[Data excerpts]
************

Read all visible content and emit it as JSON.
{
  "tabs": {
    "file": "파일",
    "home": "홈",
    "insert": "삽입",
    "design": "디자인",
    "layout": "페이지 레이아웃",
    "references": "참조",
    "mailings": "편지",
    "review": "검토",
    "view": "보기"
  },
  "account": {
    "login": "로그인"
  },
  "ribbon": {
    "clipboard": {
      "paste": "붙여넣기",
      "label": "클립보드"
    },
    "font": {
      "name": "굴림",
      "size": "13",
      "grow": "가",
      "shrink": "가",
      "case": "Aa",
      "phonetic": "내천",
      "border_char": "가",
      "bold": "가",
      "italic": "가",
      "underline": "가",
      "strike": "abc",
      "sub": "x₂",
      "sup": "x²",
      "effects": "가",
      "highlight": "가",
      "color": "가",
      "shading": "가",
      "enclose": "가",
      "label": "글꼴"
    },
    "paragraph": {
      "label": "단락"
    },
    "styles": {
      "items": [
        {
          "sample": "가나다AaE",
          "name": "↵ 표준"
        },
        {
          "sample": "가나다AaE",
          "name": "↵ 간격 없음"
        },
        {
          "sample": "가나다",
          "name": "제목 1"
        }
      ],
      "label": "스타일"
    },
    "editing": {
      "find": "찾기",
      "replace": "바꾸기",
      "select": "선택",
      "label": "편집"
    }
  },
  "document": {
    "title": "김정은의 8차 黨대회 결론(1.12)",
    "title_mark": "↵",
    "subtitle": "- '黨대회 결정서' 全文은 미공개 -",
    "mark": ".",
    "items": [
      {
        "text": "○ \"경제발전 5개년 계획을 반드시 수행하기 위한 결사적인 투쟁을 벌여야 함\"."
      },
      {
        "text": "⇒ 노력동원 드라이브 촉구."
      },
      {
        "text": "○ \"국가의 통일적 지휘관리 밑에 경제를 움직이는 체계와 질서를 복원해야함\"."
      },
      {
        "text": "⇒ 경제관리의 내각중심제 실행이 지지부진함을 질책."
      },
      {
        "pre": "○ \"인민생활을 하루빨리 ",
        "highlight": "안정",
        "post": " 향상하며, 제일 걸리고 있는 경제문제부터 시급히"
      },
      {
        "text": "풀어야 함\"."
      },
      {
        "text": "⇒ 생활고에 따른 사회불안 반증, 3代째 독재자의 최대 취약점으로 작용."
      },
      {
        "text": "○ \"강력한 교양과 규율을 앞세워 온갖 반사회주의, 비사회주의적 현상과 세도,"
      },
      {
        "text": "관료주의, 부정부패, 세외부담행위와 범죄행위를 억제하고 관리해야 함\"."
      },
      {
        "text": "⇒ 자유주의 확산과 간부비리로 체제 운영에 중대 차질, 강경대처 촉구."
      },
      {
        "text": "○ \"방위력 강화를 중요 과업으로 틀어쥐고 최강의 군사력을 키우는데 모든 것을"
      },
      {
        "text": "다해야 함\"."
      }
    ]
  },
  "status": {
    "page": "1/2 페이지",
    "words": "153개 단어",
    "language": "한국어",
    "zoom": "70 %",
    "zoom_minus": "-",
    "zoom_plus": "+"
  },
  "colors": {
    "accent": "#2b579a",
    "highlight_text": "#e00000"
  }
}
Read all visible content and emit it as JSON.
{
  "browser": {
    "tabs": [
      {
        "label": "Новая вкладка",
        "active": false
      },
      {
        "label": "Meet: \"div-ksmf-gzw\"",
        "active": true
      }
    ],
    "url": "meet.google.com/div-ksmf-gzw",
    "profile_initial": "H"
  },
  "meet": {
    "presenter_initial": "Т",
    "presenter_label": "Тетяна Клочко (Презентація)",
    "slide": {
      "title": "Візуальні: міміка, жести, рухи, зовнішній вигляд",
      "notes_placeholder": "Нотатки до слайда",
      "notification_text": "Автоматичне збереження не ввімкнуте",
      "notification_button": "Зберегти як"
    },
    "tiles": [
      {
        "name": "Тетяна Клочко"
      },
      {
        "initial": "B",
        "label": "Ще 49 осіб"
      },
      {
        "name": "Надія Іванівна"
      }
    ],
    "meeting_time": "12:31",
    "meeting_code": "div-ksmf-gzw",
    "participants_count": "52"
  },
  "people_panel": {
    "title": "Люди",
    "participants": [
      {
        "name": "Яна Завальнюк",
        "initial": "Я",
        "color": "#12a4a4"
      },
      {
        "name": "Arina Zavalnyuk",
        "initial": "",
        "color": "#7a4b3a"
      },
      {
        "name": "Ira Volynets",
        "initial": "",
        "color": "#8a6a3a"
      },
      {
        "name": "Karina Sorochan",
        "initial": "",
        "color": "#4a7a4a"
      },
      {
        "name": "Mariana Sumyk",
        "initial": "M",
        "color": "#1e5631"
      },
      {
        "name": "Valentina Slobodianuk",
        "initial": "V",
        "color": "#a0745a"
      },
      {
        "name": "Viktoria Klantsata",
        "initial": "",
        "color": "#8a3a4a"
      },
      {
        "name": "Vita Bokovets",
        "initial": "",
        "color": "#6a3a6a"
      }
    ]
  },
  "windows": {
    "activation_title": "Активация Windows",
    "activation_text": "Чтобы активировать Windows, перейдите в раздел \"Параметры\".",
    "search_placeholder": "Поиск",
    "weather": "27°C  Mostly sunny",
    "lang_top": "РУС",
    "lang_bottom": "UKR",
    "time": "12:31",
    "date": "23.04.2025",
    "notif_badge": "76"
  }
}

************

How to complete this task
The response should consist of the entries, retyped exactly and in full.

Response area
Read all visible content and emit it as JSON.
{
  "tabs": {
    "file": "파일",
    "home": "홈",
    "insert": "삽입",
    "design": "디자인",
    "layout": "페이지 레이아웃",
    "references": "참조",
    "mailings": "편지",
    "review": "검토",
    "view": "보기"
  },
  "account": {
    "login": "로그인"
  },
  "ribbon": {
    "clipboard": {
      "paste": "붙여넣기",
      "label": "클립보드"
    },
    "font": {
      "name": "굴림",
      "size": "13",
      "grow": "가",
      "shrink": "가",
      "case": "Aa",
      "phonetic": "내천",
      "border_char": "가",
      "bold": "가",
      "italic": "가",
      "underline": "가",
      "strike": "abc",
      "sub": "x₂",
      "sup": "x²",
      "effects": "가",
      "highlight": "가",
      "color": "가",
      "shading": "가",
      "enclose": "가",
      "label": "글꼴"
    },
    "paragraph": {
      "label": "단락"
    },
    "styles": {
      "items": [
        {
          "sample": "가나다AaE",
          "name": "↵ 표준"
        },
        {
          "sample": "가나다AaE",
          "name": "↵ 간격 없음"
        },
        {
          "sample": "가나다",
          "name": "제목 1"
        }
      ],
      "label": "스타일"
    },
    "editing": {
      "find": "찾기",
      "replace": "바꾸기",
      "select": "선택",
      "label": "편집"
    }
  },
  "document": {
    "title": "김정은의 8차 黨대회 결론(1.12)",
    "title_mark": "↵",
    "subtitle": "- '黨대회 결정서' 全文은 미공개 -",
    "mark": ".",
    "items": [
      {
        "text": "○ \"경제발전 5개년 계획을 반드시 수행하기 위한 결사적인 투쟁을 벌여야 함\"."
      },
      {
        "text": "⇒ 노력동원 드라이브 촉구."
      },
      {
        "text": "○ \"국가의 통일적 지휘관리 밑에 경제를 움직이는 체계와 질서를 복원해야함\"."
      },
      {
        "text": "⇒ 경제관리의 내각중심제 실행이 지지부진함을 질책."
      },
      {
        "pre": "○ \"인민생활을 하루빨리 ",
        "highlight": "안정",
        "post": " 향상하며, 제일 걸리고 있는 경제문제부터 시급히"
      },
      {
        "text": "풀어야 함\"."
      },
      {
        "text": "⇒ 생활고에 따른 사회불안 반증, 3代째 독재자의 최대 취약점으로 작용."
      },
      {
        "text": "○ \"강력한 교양과 규율을 앞세워 온갖 반사회주의, 비사회주의적 현상과 세도,"
      },
      {
        "text": "관료주의, 부정부패, 세외부담행위와 범죄행위를 억제하고 관리해야 함\"."
      },
      {
        "text": "⇒ 자유주의 확산과 간부비리로 체제 운영에 중대 차질, 강경대처 촉구."
      },
      {
        "text": "○ \"방위력 강화를 중요 과업으로 틀어쥐고 최강의 군사력을 키우는데 모든 것을"
      },
      {
        "text": "다해야 함\"."
      }
    ]
  },
  "status": {
    "page": "1/2 페이지",
    "words": "153개 단어",
    "language": "한국어",
    "zoom": "70 %",
    "zoom_minus": "-",
    "zoom_plus": "+"
  },
  "colors": {
    "accent": "#2b579a",
    "highlight_text": "#e00000"
  }
}
Read all visible content and emit it as JSON.
{
  "browser": {
    "tabs": [
      {
        "label": "Новая вкладка",
        "active": false
      },
      {
        "label": "Meet: \"div-ksmf-gzw\"",
        "active": true
      }
    ],
    "url": "meet.google.com/div-ksmf-gzw",
    "profile_initial": "H"
  },
  "meet": {
    "presenter_initial": "Т",
    "presenter_label": "Тетяна Клочко (Презентація)",
    "slide": {
      "title": "Візуальні: міміка, жести, рухи, зовнішній вигляд",
      "notes_placeholder": "Нотатки до слайда",
      "notification_text": "Автоматичне збереження не ввімкнуте",
      "notification_button": "Зберегти як"
    },
    "tiles": [
      {
        "name": "Тетяна Клочко"
      },
      {
        "initial": "B",
        "label": "Ще 49 осіб"
      },
      {
        "name": "Надія Іванівна"
      }
    ],
    "meeting_time": "12:31",
    "meeting_code": "div-ksmf-gzw",
    "participants_count": "52"
  },
  "people_panel": {
    "title": "Люди",
    "participants": [
      {
        "name": "Яна Завальнюк",
        "initial": "Я",
        "color": "#12a4a4"
      },
      {
        "name": "Arina Zavalnyuk",
        "initial": "",
        "color": "#7a4b3a"
      },
      {
        "name": "Ira Volynets",
        "initial": "",
        "color": "#8a6a3a"
      },
      {
        "name": "Karina Sorochan",
        "initial": "",
        "color": "#4a7a4a"
      },
      {
        "name": "Mariana Sumyk",
        "initial": "M",
        "color": "#1e5631"
      },
      {
        "name": "Valentina Slobodianuk",
        "initial": "V",
        "color": "#a0745a"
      },
      {
        "name": "Viktoria Klantsata",
        "initial": "",
        "color": "#8a3a4a"
      },
      {
        "name": "Vita Bokovets",
        "initial": "",
        "color": "#6a3a6a"
      }
    ]
  },
  "windows": {
    "activation_title": "Активация Windows",
    "activation_text": "Чтобы активировать Windows, перейдите в раздел \"Параметры\".",
    "search_placeholder": "Поиск",
    "weather": "27°C  Mostly sunny",
    "lang_top": "РУС",
    "lang_bottom": "UKR",
    "time": "12:31",
    "date": "23.04.2025",
    "notif_badge": "76"
  }
}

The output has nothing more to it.